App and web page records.

=== Section Start ===

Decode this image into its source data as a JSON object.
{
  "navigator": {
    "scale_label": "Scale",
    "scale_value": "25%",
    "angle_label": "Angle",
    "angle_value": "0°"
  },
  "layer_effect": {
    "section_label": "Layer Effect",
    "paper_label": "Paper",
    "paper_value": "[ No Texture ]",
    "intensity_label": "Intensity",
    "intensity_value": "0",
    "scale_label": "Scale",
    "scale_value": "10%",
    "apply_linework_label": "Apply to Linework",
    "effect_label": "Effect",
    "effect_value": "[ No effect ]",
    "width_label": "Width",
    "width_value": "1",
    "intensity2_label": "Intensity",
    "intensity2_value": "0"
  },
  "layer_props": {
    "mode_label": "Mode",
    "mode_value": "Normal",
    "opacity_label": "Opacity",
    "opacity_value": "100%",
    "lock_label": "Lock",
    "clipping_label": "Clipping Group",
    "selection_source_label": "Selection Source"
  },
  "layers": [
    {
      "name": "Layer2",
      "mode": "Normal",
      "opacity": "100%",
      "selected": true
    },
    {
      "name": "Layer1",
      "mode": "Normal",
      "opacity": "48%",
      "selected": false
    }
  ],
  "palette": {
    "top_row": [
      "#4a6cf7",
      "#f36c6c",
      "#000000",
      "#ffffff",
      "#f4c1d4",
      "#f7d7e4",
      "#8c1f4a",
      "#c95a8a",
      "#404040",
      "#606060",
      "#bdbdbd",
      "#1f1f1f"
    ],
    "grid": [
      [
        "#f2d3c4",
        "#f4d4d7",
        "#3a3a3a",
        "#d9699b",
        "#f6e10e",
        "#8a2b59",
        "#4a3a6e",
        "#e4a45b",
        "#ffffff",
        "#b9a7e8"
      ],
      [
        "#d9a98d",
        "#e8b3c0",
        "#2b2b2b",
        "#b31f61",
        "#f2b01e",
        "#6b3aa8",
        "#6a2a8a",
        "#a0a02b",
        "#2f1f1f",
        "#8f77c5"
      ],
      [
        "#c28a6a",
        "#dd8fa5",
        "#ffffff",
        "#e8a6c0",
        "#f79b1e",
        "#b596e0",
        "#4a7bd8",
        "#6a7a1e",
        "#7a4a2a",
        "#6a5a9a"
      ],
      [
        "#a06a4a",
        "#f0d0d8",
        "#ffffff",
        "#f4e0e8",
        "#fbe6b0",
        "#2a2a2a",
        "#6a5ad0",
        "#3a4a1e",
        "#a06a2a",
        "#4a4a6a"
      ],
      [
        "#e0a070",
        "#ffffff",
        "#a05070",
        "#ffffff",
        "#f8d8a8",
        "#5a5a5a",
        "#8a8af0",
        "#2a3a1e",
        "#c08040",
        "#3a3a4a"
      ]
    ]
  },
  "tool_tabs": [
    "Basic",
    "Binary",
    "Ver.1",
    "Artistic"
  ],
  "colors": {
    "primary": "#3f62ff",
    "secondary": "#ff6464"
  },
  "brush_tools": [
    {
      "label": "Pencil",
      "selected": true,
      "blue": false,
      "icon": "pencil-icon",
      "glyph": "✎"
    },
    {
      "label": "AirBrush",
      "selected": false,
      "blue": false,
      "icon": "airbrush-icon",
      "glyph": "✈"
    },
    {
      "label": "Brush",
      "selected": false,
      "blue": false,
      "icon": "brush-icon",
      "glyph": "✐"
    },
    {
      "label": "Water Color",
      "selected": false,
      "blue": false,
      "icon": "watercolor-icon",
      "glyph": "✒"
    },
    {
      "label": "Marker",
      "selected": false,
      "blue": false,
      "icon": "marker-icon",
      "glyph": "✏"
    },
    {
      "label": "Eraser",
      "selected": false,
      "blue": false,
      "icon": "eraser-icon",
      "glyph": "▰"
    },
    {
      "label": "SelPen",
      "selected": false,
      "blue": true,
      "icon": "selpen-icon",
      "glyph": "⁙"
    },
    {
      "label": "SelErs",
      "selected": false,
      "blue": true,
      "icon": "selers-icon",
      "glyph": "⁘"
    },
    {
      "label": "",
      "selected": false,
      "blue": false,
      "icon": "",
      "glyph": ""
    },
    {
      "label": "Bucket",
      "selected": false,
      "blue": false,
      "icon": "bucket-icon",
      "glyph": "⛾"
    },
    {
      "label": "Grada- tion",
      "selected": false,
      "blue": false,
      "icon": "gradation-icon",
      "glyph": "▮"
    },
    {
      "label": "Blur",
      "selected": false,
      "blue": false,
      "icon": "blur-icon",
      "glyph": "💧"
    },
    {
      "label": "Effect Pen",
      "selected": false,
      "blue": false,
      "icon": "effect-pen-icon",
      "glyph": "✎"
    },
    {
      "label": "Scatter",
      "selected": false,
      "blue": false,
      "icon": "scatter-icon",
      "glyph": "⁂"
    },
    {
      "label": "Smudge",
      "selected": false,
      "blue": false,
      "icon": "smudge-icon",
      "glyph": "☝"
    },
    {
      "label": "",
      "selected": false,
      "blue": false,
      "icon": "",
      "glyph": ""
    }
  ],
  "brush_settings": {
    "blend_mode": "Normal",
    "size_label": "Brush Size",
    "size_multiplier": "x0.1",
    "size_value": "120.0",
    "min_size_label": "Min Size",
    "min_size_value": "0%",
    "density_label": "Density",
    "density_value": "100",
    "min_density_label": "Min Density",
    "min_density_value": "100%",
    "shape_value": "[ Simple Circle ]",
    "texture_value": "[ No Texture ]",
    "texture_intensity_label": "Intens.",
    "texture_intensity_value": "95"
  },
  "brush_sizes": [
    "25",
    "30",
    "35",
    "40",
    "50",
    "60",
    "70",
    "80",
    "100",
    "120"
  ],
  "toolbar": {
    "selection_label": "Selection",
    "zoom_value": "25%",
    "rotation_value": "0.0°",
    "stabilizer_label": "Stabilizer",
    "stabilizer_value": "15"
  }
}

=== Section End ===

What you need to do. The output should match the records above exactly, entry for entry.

Solution.
Decode this image into its source data as a JSON object.
{
  "navigator": {
    "scale_label": "Scale",
    "scale_value": "25%",
    "angle_label": "Angle",
    "angle_value": "0°"
  },
  "layer_effect": {
    "section_label": "Layer Effect",
    "paper_label": "Paper",
    "paper_value": "[ No Texture ]",
    "intensity_label": "Intensity",
    "intensity_value": "0",
    "scale_label": "Scale",
    "scale_value": "10%",
    "apply_linework_label": "Apply to Linework",
    "effect_label": "Effect",
    "effect_value": "[ No effect ]",
    "width_label": "Width",
    "width_value": "1",
    "intensity2_label": "Intensity",
    "intensity2_value": "0"
  },
  "layer_props": {
    "mode_label": "Mode",
    "mode_value": "Normal",
    "opacity_label": "Opacity",
    "opacity_value": "100%",
    "lock_label": "Lock",
    "clipping_label": "Clipping Group",
    "selection_source_label": "Selection Source"
  },
  "layers": [
    {
      "name": "Layer2",
      "mode": "Normal",
      "opacity": "100%",
      "selected": true
    },
    {
      "name": "Layer1",
      "mode": "Normal",
      "opacity": "48%",
      "selected": false
    }
  ],
  "palette": {
    "top_row": [
      "#4a6cf7",
      "#f36c6c",
      "#000000",
      "#ffffff",
      "#f4c1d4",
      "#f7d7e4",
      "#8c1f4a",
      "#c95a8a",
      "#404040",
      "#606060",
      "#bdbdbd",
      "#1f1f1f"
    ],
    "grid": [
      [
        "#f2d3c4",
        "#f4d4d7",
        "#3a3a3a",
        "#d9699b",
        "#f6e10e",
        "#8a2b59",
        "#4a3a6e",
        "#e4a45b",
        "#ffffff",
        "#b9a7e8"
      ],
      [
        "#d9a98d",
        "#e8b3c0",
        "#2b2b2b",
        "#b31f61",
        "#f2b01e",
        "#6b3aa8",
        "#6a2a8a",
        "#a0a02b",
        "#2f1f1f",
        "#8f77c5"
      ],
      [
        "#c28a6a",
        "#dd8fa5",
        "#ffffff",
        "#e8a6c0",
        "#f79b1e",
        "#b596e0",
        "#4a7bd8",
        "#6a7a1e",
        "#7a4a2a",
        "#6a5a9a"
      ],
      [
        "#a06a4a",
        "#f0d0d8",
        "#ffffff",
        "#f4e0e8",
        "#fbe6b0",
        "#2a2a2a",
        "#6a5ad0",
        "#3a4a1e",
        "#a06a2a",
        "#4a4a6a"
      ],
      [
        "#e0a070",
        "#ffffff",
        "#a05070",
        "#ffffff",
        "#f8d8a8",
        "#5a5a5a",
        "#8a8af0",
        "#2a3a1e",
        "#c08040",
        "#3a3a4a"
      ]
    ]
  },
  "tool_tabs": [
    "Basic",
    "Binary",
    "Ver.1",
    "Artistic"
  ],
  "colors": {
    "primary": "#3f62ff",
    "secondary": "#ff6464"
  },
  "brush_tools": [
    {
      "label": "Pencil",
      "selected": true,
      "blue": false,
      "icon": "pencil-icon",
      "glyph": "✎"
    },
    {
      "label": "AirBrush",
      "selected": false,
      "blue": false,
      "icon": "airbrush-icon",
      "glyph": "✈"
    },
    {
      "label": "Brush",
      "selected": false,
      "blue": false,
      "icon": "brush-icon",
      "glyph": "✐"
    },
    {
      "label": "Water Color",
      "selected": false,
      "blue": false,
      "icon": "watercolor-icon",
      "glyph": "✒"
    },
    {
      "label": "Marker",
      "selected": false,
      "blue": false,
      "icon": "marker-icon",
      "glyph": "✏"
    },
    {
      "label": "Eraser",
      "selected": false,
      "blue": false,
      "icon": "eraser-icon",
      "glyph": "▰"
    },
    {
      "label": "SelPen",
      "selected": false,
      "blue": true,
      "icon": "selpen-icon",
      "glyph": "⁙"
    },
    {
      "label": "SelErs",
      "selected": false,
      "blue": true,
      "icon": "selers-icon",
      "glyph": "⁘"
    },
    {
      "label": "",
      "selected": false,
      "blue": false,
      "icon": "",
      "glyph": ""
    },
    {
      "label": "Bucket",
      "selected": false,
      "blue": false,
      "icon": "bucket-icon",
      "glyph": "⛾"
    },
    {
      "label": "Grada- tion",
      "selected": false,
      "blue": false,
      "icon": "gradation-icon",
      "glyph": "▮"
    },
    {
      "label": "Blur",
      "selected": false,
      "blue": false,
      "icon": "blur-icon",
      "glyph": "💧"
    },
    {
      "label": "Effect Pen",
      "selected": false,
      "blue": false,
      "icon": "effect-pen-icon",
      "glyph": "✎"
    },
    {
      "label": "Scatter",
      "selected": false,
      "blue": false,
      "icon": "scatter-icon",
      "glyph": "⁂"
    },
    {
      "label": "Smudge",
      "selected": false,
      "blue": false,
      "icon": "smudge-icon",
      "glyph": "☝"
    },
    {
      "label": "",
      "selected": false,
      "blue": false,
      "icon": "",
      "glyph": ""
    }
  ],
  "brush_settings": {
    "blend_mode": "Normal",
    "size_label": "Brush Size",
    "size_multiplier": "x0.1",
    "size_value": "120.0",
    "min_size_label": "Min Size",
    "min_size_value": "0%",
    "density_label": "Density",
    "density_value": "100",
    "min_density_label": "Min Density",
    "min_density_value": "100%",
    "shape_value": "[ Simple Circle ]",
    "texture_value": "[ No Texture ]",
    "texture_intensity_label": "Intens.",
    "texture_intensity_value": "95"
  },
  "brush_sizes": [
    "25",
    "30",
    "35",
    "40",
    "50",
    "60",
    "70",
    "80",
    "100",
    "120"
  ],
  "toolbar": {
    "selection_label": "Selection",
    "zoom_value": "25%",
    "rotation_value": "0.0°",
    "stabilizer_label": "Stabilizer",
    "stabilizer_value": "15"
  }
}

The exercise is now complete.